In June, Alexandra Villoch of the Miami Herald's advertising department was set to replace him, but decided later in the month to remain with the paper.
Mr. Rodriguez says he's raring to go.
"The position offers a unique challenge. It is a significant flagship organization — I would say a jewel in the crown of Miami organizations," he said. "The zoo is poised for tremendous growth over the next 30 years."
In the works: plans for an entertainment center, 23-acre water park and 200-room hotel.
Miami-Dade commissioners last month cleared up lingering land-use issues, opening the door for the county to seek contractors to develop the complex. The park could be finished within three years.
Mr. Gonzalez, who resigned after five months, accepted the position with the society after opening a Six Flags amusement park in Mexico and transforming the Columbus Zoo into an entertainment complex.
He hoped to do the same here, but "unfortunately, the board was not ready to take on the challenges my vision brought about," he said in an interview shortly after resigning. "I had big dreams for the zoo and the society."
He hoped the society would operate the new Metrozoo park.
The county plans to develop and operate it as a public/private partnership with an outside company.
Mr. Rodriguez said it's too early to comment on whether his visions align more with the board and county's because he needs time to acclimate to the project plans.
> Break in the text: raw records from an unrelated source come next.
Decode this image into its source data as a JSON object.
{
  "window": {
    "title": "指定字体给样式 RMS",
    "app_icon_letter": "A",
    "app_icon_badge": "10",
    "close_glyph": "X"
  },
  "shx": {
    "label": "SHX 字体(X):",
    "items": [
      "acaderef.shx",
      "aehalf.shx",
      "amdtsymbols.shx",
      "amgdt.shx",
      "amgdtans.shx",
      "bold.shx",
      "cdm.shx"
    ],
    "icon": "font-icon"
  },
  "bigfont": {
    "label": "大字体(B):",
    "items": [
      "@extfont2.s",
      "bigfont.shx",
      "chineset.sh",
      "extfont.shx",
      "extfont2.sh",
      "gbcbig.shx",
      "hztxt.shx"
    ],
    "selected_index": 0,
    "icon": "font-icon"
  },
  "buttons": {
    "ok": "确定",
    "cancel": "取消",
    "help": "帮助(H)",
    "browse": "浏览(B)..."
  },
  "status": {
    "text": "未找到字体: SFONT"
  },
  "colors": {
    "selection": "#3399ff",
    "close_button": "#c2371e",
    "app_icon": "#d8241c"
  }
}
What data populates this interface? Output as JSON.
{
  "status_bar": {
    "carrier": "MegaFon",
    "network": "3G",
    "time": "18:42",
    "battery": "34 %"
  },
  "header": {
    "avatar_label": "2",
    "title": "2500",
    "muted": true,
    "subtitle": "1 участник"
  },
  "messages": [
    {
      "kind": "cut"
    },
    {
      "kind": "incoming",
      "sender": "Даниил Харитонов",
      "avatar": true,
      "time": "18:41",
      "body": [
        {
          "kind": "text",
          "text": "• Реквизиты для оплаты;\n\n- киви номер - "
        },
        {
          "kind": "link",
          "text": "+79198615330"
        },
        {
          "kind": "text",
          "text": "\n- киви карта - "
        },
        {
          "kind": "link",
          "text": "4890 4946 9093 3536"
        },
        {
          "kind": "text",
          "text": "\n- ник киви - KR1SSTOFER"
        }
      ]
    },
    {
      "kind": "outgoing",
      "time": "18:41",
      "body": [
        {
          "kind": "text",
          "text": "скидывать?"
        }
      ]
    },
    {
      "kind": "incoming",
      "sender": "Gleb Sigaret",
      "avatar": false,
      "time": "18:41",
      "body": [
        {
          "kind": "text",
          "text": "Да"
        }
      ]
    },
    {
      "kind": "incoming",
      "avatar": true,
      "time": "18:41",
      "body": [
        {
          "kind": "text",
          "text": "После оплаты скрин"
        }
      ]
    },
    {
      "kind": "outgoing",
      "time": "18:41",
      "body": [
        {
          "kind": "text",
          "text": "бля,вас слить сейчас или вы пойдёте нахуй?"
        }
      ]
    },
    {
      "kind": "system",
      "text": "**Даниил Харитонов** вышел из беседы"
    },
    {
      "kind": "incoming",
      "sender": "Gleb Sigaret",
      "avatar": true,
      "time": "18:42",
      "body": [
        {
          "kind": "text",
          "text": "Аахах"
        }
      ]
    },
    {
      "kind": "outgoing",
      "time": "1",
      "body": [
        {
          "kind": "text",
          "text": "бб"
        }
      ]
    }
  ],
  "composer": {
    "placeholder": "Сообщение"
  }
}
But board Chair Merrett Stierheim said, "I don't see any conflict there at all."
Mr. Rodriguez's experience in cultural development and fundraising should serve well to help guide the zoo's growth, Mr. Stierheim said.
The society, which serves as the non-profit support arm for Metrozoo, "relies on donations, bequeaths and fundraising activities, so Nestor's experience fits in very well there," Mr. Stierheim said.
Mr. Rodriguez ran Voices for Children, the funding arm of the 11th Judicial Circuit Guardian Ad Litem Program, for eight years.
He served previously as director of development of the Florida Philharmonic and Miami City Ballet, executive director of the National Chopin Foundation and artistic director of Festival Miami, the University of Miami's annual music fest.
Now, "my first order of business is to get to know the organization," he said.
Among his main aims in his new role with the zoological society: "to make this operation more relevant to the community."